*Records from a dataset*.
----------------
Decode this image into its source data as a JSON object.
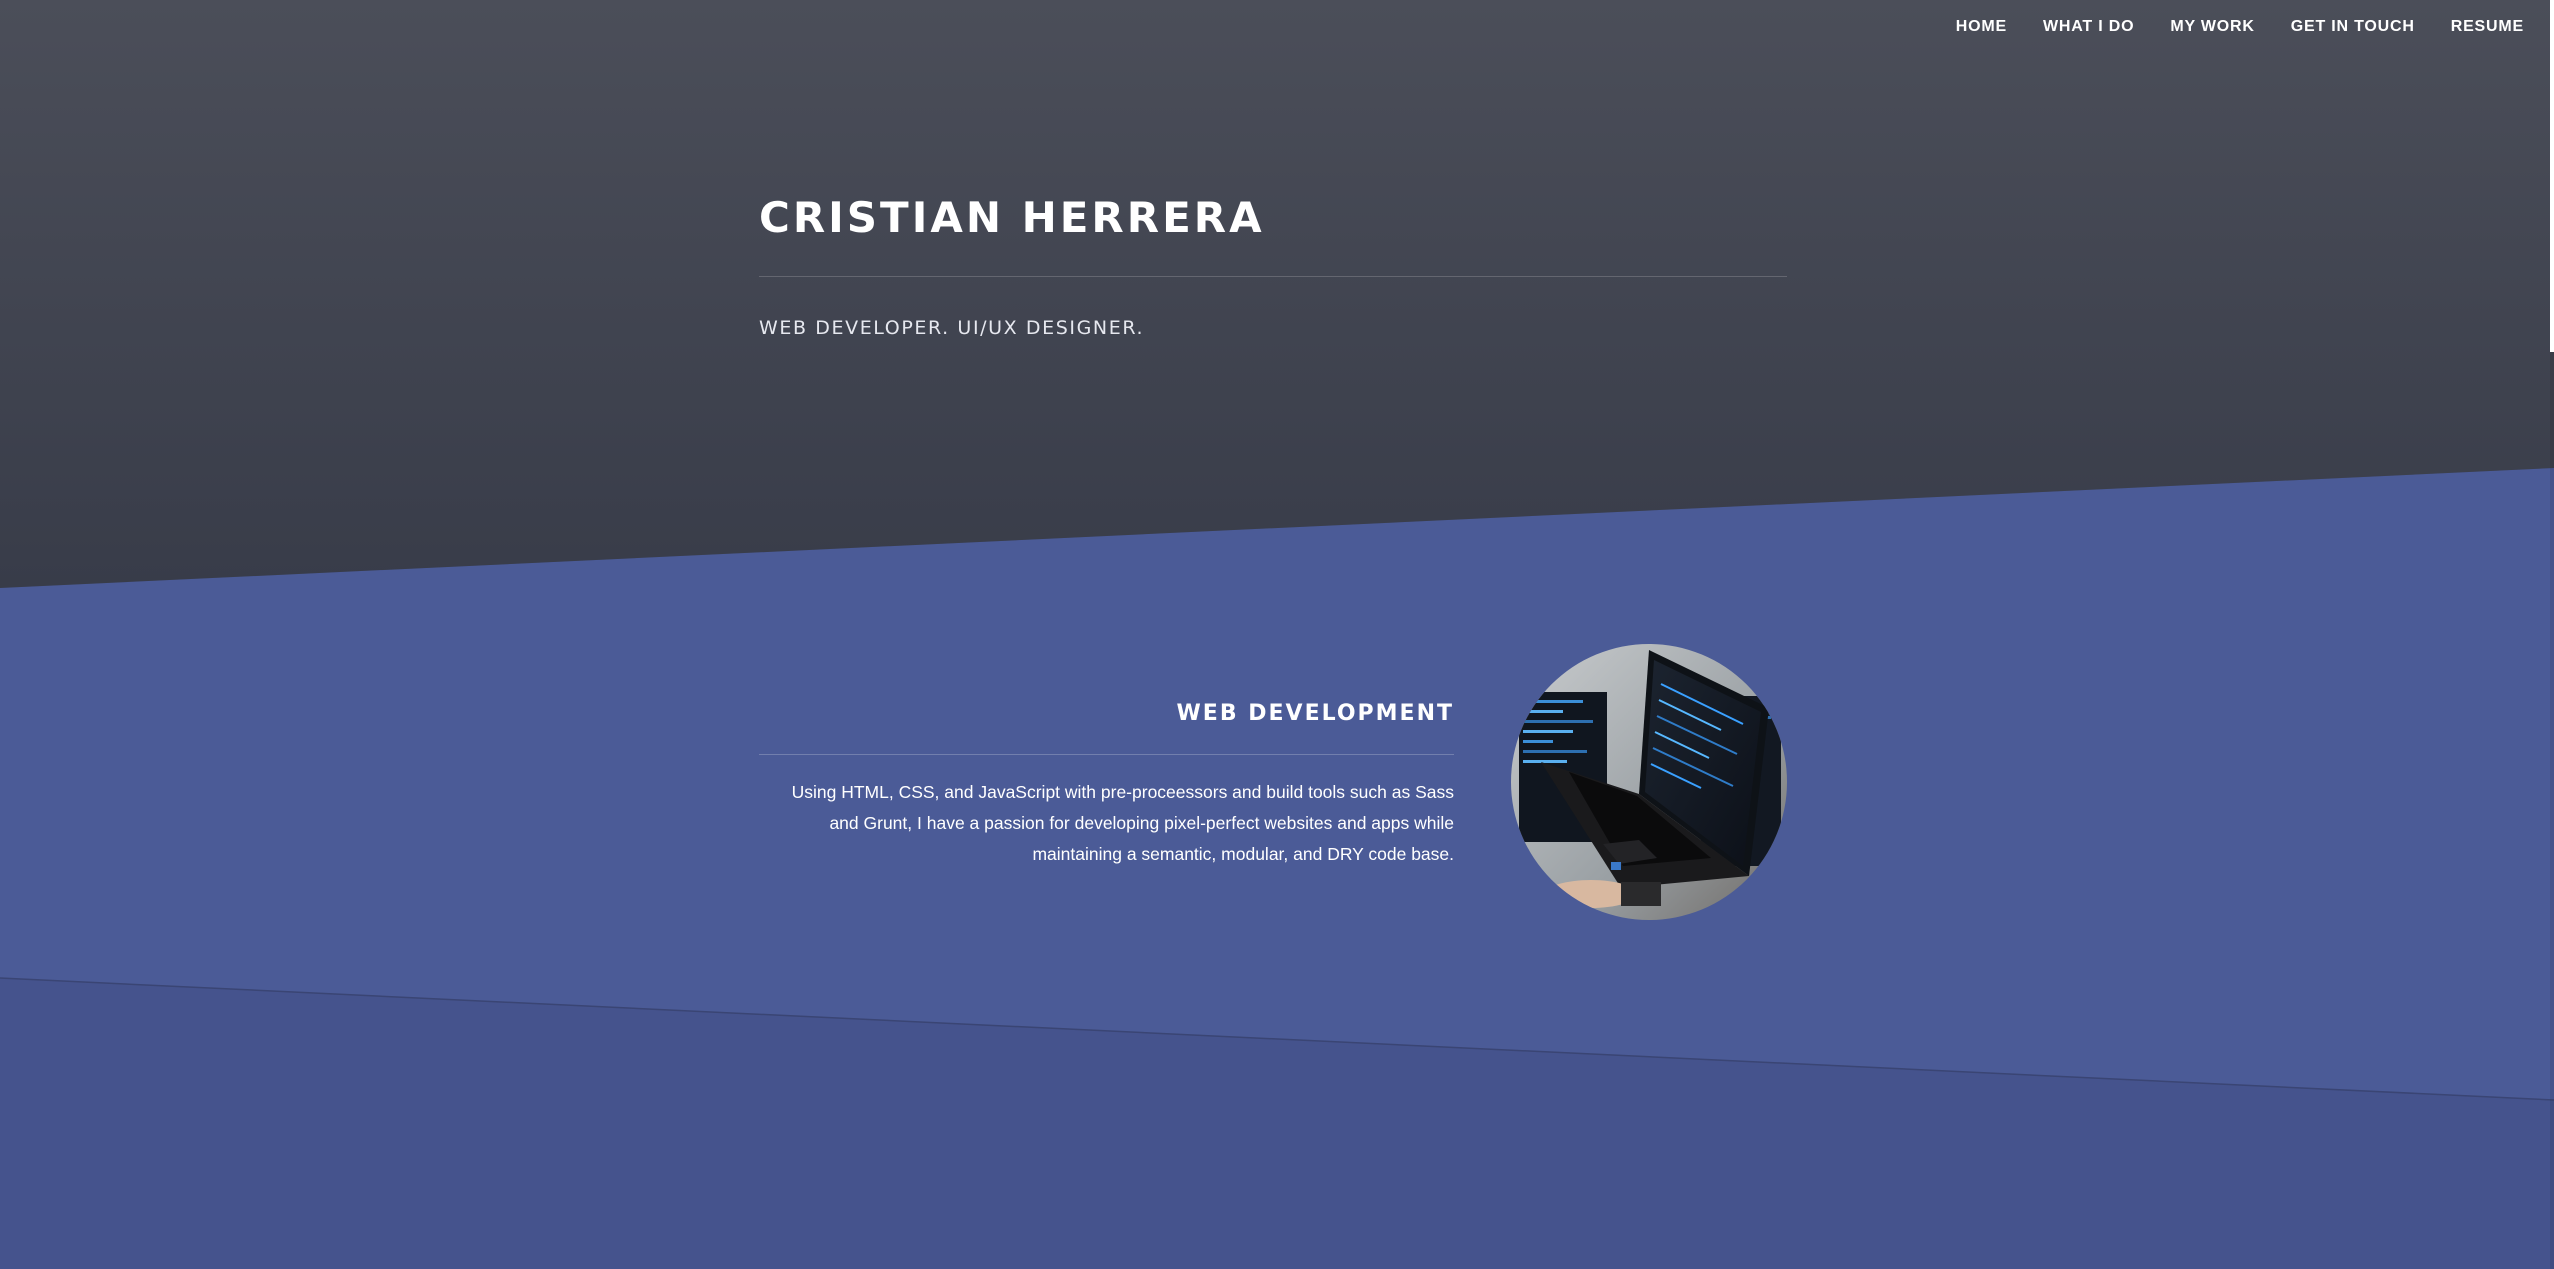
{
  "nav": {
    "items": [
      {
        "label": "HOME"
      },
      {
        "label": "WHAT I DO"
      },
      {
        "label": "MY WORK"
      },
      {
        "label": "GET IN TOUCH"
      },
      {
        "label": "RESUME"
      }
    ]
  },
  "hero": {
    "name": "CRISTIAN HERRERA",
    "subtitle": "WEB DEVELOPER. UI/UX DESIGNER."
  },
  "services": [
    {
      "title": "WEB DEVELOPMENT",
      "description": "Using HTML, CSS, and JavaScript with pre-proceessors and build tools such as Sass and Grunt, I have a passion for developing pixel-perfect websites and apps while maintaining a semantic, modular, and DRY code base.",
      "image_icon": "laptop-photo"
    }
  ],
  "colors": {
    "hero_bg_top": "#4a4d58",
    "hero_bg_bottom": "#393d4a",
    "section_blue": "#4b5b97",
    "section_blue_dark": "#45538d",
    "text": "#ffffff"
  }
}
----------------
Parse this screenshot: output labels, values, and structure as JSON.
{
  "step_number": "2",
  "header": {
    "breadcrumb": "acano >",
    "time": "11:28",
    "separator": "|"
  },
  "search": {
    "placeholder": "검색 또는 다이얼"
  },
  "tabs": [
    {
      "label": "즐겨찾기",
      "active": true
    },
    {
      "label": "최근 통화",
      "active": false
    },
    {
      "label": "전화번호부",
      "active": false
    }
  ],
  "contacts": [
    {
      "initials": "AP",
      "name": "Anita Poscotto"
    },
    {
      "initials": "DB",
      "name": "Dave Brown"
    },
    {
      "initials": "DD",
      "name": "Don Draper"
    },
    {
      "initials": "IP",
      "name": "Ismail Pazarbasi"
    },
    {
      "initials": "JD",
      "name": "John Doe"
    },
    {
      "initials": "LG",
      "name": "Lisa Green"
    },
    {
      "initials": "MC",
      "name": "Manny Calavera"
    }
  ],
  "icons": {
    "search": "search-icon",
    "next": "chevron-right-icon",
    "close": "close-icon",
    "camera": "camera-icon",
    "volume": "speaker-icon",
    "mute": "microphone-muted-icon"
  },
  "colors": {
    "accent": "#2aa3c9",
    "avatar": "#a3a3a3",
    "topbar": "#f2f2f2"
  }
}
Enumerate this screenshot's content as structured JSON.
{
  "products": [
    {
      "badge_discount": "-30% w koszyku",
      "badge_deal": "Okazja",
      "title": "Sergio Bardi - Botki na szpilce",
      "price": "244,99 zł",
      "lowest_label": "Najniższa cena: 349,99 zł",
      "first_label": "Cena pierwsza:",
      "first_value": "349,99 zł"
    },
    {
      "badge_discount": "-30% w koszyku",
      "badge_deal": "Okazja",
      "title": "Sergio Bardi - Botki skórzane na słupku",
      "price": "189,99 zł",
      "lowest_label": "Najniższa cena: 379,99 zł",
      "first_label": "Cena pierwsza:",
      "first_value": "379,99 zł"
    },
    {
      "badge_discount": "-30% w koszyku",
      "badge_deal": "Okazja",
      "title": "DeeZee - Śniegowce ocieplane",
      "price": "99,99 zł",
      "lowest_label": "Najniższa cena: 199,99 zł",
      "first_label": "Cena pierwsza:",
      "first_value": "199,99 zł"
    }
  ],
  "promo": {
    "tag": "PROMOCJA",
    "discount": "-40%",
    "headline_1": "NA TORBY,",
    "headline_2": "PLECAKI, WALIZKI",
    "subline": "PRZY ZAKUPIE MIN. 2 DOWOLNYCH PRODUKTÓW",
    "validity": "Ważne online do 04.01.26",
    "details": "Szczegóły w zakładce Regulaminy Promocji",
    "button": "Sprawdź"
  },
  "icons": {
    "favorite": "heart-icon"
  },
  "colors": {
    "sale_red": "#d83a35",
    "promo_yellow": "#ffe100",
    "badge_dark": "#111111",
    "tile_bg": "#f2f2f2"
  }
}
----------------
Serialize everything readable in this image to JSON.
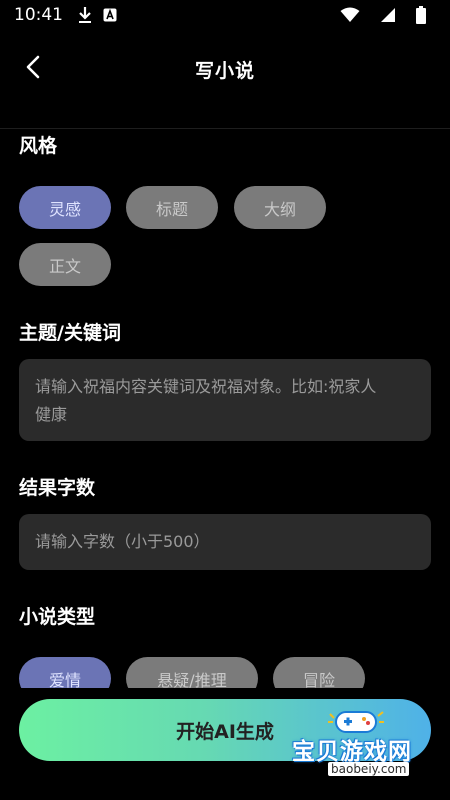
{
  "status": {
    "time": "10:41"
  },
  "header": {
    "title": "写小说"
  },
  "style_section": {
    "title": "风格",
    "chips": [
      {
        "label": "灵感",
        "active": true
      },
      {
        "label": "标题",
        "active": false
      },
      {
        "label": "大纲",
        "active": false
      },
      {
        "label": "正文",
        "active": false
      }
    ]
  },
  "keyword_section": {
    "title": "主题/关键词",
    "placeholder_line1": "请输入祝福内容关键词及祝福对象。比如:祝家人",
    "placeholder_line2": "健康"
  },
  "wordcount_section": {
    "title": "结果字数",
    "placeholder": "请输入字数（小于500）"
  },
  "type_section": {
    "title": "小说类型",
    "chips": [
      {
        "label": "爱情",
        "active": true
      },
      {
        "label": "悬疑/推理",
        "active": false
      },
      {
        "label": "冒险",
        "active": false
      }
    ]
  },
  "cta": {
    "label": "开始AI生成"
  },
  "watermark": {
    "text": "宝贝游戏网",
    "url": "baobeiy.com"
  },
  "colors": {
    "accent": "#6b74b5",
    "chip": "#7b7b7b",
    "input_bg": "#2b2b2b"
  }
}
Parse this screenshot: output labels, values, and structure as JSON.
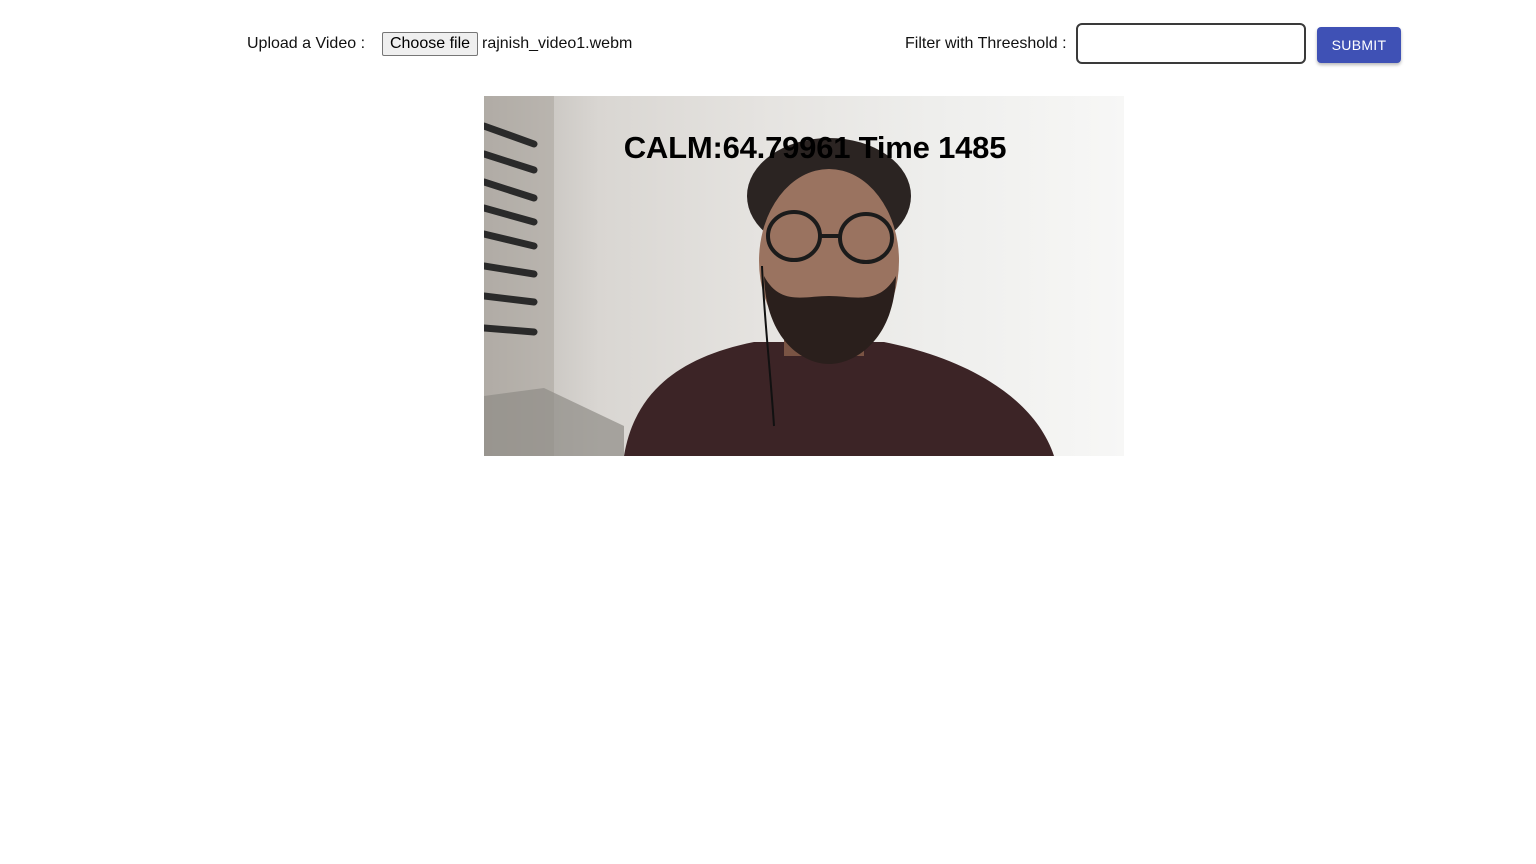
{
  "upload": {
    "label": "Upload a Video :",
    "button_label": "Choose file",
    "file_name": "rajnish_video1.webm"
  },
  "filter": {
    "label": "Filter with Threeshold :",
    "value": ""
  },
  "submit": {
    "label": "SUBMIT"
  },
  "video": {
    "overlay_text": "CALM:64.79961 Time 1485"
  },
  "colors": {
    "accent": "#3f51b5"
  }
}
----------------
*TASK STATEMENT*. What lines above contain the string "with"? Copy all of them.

*REPLY TO THE EXERCISE*.
      "description": "Using HTML, CSS, and JavaScript with pre-proceessors and build tools such as Sass and Grunt, I have a passion for developing pixel-perfect websites and apps while maintaining a semantic, modular, and DRY code base.",
    "label": "Filter with Threeshold :",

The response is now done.